# [Exercise brief]
If a line holds the word "domain", copy it from the entries.

Data records:
★ ★ ★ ★ ★

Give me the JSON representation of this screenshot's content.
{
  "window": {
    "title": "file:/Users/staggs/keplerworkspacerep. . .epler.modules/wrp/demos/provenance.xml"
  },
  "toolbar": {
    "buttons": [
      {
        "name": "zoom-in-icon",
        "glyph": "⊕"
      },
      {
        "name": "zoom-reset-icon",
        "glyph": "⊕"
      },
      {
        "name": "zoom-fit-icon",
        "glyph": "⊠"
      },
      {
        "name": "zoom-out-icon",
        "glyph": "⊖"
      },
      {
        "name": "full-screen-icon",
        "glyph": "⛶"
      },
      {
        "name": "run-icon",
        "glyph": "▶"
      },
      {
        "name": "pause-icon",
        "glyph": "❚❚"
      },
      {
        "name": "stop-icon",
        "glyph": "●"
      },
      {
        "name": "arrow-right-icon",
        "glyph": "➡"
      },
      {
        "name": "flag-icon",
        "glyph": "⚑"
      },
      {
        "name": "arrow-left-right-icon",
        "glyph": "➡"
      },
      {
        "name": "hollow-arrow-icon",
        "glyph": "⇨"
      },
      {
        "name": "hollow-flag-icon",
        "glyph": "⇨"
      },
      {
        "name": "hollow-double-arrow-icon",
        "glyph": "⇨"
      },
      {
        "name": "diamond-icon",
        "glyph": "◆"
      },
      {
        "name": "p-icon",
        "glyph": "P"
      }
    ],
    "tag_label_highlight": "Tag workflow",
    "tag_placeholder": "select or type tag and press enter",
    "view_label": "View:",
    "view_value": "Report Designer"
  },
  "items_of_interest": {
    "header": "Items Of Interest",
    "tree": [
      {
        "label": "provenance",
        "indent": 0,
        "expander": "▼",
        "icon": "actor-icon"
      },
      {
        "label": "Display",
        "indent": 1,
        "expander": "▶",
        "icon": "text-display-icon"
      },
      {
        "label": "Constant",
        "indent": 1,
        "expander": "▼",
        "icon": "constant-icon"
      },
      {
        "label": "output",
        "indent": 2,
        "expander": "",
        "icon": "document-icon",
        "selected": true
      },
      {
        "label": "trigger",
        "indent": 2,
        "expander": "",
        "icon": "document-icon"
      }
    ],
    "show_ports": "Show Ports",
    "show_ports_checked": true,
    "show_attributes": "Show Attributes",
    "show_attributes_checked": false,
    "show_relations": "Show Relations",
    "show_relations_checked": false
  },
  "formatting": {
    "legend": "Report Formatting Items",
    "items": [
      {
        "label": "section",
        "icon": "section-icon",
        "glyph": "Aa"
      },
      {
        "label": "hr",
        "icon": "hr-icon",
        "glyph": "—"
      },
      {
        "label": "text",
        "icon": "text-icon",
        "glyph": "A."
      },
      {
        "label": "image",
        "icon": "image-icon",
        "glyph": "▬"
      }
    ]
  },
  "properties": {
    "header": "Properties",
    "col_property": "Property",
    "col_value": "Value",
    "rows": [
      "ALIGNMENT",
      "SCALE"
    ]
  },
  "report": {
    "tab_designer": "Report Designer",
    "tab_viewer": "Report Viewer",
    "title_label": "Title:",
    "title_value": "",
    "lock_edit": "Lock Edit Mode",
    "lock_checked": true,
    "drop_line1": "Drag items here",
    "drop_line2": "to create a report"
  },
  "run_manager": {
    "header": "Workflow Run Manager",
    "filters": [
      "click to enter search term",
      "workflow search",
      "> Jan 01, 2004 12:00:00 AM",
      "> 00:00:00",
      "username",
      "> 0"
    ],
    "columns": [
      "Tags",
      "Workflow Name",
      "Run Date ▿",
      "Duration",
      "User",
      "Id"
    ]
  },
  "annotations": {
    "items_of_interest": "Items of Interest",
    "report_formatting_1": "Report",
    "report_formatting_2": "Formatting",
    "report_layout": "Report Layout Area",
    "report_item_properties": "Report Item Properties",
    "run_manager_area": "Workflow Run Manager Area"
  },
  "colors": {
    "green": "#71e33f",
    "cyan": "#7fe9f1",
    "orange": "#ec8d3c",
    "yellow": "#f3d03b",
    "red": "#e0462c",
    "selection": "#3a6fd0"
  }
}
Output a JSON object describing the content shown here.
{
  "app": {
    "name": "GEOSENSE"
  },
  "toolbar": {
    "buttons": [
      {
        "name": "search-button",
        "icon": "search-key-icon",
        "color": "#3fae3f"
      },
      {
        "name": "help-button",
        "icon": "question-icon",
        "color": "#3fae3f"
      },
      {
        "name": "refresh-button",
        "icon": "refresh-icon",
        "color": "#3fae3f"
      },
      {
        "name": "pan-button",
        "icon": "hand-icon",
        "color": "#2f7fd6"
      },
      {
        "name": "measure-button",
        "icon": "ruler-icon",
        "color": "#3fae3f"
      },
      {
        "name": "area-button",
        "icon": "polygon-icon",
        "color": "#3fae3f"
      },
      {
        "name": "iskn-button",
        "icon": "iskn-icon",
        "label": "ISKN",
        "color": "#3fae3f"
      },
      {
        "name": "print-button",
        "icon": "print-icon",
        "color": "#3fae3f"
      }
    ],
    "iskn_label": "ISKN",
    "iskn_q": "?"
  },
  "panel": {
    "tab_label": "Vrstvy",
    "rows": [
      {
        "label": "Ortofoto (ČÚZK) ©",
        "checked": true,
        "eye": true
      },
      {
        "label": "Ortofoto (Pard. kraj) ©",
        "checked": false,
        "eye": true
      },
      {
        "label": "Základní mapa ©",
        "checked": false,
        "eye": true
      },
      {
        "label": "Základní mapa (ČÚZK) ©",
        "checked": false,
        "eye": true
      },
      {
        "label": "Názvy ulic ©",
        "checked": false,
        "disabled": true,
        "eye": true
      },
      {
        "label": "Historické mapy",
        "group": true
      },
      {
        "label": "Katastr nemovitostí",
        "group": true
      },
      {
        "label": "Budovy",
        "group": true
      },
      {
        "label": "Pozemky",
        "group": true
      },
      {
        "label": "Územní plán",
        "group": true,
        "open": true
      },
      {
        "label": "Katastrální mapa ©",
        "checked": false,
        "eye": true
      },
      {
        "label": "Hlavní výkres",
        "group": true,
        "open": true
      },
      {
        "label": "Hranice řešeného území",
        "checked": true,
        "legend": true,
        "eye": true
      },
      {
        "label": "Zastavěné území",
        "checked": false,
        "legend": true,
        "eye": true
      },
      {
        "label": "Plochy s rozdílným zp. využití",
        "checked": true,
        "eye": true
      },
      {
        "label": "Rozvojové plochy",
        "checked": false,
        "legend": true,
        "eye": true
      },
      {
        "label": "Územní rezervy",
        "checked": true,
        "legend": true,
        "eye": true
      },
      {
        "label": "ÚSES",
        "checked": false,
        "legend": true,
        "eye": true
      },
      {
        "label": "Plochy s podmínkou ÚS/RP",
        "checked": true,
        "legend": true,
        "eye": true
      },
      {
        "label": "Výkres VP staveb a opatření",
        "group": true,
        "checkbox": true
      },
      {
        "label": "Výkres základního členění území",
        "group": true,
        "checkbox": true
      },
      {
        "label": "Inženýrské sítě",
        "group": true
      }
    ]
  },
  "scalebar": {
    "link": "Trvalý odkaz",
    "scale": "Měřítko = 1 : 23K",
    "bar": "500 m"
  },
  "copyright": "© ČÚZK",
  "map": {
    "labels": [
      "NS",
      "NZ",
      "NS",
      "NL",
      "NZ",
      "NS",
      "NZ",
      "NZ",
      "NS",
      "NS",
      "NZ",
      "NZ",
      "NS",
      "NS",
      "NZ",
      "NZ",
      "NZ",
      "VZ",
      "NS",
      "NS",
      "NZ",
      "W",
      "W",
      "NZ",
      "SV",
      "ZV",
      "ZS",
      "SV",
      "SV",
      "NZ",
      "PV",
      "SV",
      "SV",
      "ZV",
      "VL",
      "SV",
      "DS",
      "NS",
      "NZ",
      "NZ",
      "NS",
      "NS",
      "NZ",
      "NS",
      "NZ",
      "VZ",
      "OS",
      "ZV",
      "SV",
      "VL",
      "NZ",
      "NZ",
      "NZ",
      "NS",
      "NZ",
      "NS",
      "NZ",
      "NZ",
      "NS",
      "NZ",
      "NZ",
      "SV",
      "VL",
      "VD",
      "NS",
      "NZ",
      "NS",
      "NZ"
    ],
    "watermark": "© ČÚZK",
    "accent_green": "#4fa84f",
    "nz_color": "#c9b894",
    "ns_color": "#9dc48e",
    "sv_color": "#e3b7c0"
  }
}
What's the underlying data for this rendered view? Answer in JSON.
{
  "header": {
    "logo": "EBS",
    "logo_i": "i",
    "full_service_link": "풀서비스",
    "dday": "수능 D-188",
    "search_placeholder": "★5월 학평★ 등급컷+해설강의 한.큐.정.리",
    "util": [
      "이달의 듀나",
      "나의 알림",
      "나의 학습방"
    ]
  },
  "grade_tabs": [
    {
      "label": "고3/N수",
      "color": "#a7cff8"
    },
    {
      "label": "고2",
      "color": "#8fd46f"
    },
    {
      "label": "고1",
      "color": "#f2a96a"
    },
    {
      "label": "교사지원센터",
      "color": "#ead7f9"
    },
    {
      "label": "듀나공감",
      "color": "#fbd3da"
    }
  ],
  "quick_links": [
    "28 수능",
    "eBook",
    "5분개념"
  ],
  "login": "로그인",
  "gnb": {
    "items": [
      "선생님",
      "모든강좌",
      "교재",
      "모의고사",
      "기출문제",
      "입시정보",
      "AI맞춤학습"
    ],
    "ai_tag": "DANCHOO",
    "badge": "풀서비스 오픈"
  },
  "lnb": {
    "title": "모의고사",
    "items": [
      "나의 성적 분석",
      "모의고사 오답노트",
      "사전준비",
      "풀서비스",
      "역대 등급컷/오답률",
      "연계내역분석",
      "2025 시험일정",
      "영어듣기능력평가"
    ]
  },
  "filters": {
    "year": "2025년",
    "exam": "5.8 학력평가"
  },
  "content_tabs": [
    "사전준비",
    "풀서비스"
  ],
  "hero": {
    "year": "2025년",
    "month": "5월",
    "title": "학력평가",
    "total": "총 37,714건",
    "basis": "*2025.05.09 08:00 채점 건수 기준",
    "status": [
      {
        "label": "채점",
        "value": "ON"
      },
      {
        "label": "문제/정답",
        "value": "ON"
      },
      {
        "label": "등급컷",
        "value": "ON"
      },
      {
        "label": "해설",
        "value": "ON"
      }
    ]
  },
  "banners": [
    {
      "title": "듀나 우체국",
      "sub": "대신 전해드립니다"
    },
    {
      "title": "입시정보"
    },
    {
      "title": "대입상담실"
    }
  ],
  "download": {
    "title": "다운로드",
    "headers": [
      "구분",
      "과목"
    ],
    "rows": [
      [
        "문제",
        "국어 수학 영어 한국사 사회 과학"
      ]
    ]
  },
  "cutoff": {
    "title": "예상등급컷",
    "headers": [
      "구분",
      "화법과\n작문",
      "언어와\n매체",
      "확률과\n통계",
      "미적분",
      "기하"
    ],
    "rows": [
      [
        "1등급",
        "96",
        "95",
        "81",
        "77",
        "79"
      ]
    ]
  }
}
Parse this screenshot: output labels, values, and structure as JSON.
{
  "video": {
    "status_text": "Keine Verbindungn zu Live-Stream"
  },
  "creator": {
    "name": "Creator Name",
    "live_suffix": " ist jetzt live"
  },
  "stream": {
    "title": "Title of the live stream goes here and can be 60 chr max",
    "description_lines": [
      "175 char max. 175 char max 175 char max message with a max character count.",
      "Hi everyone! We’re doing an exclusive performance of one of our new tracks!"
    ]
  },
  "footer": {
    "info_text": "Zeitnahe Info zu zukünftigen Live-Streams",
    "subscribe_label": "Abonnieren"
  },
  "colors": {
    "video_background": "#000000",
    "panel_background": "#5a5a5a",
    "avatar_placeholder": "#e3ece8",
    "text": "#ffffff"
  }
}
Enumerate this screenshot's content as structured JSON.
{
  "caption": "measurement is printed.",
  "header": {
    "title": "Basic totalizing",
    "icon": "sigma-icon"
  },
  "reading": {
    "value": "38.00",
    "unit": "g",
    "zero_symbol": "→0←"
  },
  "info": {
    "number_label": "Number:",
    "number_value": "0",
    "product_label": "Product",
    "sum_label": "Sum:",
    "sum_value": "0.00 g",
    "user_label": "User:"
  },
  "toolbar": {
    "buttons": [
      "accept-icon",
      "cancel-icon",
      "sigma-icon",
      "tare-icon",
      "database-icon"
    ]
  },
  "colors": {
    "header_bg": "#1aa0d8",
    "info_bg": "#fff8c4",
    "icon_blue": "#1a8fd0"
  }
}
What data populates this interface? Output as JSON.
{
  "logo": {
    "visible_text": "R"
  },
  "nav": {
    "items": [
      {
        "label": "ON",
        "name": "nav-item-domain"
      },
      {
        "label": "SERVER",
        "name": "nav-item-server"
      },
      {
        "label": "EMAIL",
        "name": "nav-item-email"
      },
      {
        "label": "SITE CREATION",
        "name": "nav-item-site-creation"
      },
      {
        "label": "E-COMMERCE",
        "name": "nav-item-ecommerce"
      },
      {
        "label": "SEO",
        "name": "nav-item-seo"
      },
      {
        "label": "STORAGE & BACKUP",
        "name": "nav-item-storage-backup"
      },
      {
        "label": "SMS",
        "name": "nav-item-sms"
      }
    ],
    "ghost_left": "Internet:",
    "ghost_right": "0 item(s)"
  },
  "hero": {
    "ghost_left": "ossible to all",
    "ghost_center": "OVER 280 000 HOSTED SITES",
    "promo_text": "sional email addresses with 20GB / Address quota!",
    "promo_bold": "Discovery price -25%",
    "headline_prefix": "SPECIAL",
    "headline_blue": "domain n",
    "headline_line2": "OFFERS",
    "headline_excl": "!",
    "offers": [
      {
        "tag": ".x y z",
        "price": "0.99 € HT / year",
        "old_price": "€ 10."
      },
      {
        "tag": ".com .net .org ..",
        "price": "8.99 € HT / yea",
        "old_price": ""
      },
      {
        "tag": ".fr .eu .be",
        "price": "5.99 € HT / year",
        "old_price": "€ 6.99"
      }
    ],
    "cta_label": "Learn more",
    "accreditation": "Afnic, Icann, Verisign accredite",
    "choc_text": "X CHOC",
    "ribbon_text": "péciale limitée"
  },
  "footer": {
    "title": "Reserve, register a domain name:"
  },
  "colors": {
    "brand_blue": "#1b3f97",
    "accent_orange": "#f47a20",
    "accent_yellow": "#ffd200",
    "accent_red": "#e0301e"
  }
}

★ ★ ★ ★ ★

# [Result]
        "name": "nav-item-domain"
    "headline_blue": "domain n",
    "title": "Reserve, register a domain name:"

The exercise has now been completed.